Police service contracts, appointments explained

Datuk Seri Dr Wan Junaidi Tuanku Jaafar

KUCHING: Tan Sri Abdul Hamid Bador’s contract as Inspector-General of Police (IGP) has ended; he was not removed nor was his service terminated.

Datuk Seri Dr Wan Junaidi Tuanku Jaafar, who is a former Home Affairs Deputy Minister, is quite well-suited to speak on this fact.

The current Entrepreneur Development and Cooperatives Minister pointed out that when Abdul Hamid’s contract ended and not renewed by the Police Commission, the IGP post becomes vacant.

“The provision in the Police Act on the Emergency does not apply here. Under Article 140(3)(b) of the Federal Constitution (FC), the minister in charge of the police is the chairman of the Commission.

“Article 140(1) provides that the Commission is responsible for the appointment, confirmation, promotion, transfer, and exercise of disciplinary control over members of the police force.

“As such, when the IGP post becomes vacant, the Commission, under Article 140(4) may make a recommendation to the Yang di-Pertuan (YDP) Agong to fill it,” he said yesterday (May 3).

The Santubong MP said that the same Article also provides for the appointment of the IGP by the Agong on the recommendation of the Commission.

“This recommendation under Article 140(4) is subject to the prime minister’s advice under Article 40 (1A) which the Agong shall accept.

On the question of transfer of personnel, he said, Article 140(7) provides that a transfer under Article 140(1) does not include lateral transfer without change of rank. This comes under the purview of the IGP as provided under the Police Act 1976 and not directly under the Commission.

“Nevertheless, whether the residual power of the Commission on lateral transfer might still exist concurrently with the IGP’s under the Act, is arguable,” he said.

On the Police Act 1967, he said when the Act was enacted in 1967 the meaning of Emergency was commonly understood then was communist insurgency, not health, medical or economic.

“Since the first Emergency in 1948 and the second one in 1969, thousands of police officers and men left the force, dismissed, terminated, resigned, and retired.

“IGP after IGP retired and ended their service contracts and left the force.

“But the Emergency we are in now is specifically declared to address health — the Covid-19 Emergency.

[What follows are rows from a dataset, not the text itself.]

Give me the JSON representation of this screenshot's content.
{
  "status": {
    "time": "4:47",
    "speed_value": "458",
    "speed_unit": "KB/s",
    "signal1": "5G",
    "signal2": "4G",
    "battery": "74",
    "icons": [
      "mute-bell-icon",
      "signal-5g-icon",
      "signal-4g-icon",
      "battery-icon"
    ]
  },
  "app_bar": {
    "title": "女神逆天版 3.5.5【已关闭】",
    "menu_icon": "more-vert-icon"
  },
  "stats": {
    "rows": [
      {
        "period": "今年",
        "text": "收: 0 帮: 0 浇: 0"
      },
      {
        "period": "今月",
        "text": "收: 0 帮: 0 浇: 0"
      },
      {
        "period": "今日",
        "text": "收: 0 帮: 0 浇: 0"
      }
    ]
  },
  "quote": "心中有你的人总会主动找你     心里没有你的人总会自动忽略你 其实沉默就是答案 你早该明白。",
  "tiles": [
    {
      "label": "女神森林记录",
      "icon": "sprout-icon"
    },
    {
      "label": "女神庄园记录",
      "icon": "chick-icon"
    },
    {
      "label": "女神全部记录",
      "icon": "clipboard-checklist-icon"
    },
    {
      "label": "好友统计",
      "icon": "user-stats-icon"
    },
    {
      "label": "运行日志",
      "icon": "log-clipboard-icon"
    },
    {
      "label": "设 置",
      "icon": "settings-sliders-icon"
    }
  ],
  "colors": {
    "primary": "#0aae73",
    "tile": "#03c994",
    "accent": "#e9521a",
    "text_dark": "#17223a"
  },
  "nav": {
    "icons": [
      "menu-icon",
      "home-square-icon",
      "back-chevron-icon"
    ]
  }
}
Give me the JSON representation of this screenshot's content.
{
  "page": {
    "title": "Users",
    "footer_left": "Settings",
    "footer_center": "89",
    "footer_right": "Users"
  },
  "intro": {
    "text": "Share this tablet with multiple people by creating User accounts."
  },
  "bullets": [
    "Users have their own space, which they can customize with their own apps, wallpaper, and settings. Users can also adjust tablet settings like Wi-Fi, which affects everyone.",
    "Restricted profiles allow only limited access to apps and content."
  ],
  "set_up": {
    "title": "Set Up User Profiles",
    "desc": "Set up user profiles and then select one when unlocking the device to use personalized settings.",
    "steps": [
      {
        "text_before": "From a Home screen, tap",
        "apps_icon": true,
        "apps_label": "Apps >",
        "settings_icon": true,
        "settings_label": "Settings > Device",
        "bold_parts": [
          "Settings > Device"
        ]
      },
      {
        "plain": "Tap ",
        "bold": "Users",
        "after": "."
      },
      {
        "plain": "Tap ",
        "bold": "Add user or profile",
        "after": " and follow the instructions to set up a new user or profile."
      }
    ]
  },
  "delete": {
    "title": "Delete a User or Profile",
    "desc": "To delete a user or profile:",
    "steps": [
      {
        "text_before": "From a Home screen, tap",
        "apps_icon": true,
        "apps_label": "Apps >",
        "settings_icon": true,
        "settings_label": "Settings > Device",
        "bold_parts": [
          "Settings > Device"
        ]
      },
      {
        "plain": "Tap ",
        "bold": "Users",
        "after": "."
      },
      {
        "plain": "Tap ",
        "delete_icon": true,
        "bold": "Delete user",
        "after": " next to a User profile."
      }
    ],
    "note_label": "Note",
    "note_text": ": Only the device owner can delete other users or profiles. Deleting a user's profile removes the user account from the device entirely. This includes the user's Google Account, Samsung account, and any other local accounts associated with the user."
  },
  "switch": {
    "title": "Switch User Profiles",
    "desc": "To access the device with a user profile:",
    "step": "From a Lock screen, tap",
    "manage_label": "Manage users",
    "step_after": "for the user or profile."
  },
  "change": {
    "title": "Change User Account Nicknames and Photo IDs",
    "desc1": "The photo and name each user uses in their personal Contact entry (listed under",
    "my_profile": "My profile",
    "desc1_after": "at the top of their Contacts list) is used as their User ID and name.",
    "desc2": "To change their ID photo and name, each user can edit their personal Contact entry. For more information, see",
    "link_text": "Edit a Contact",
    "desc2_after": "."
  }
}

“The need for the police to sustain their ranks and numbers is not that critical, unlike during the communist insurgency, yet the department allowed its officers and men to leave,” he said.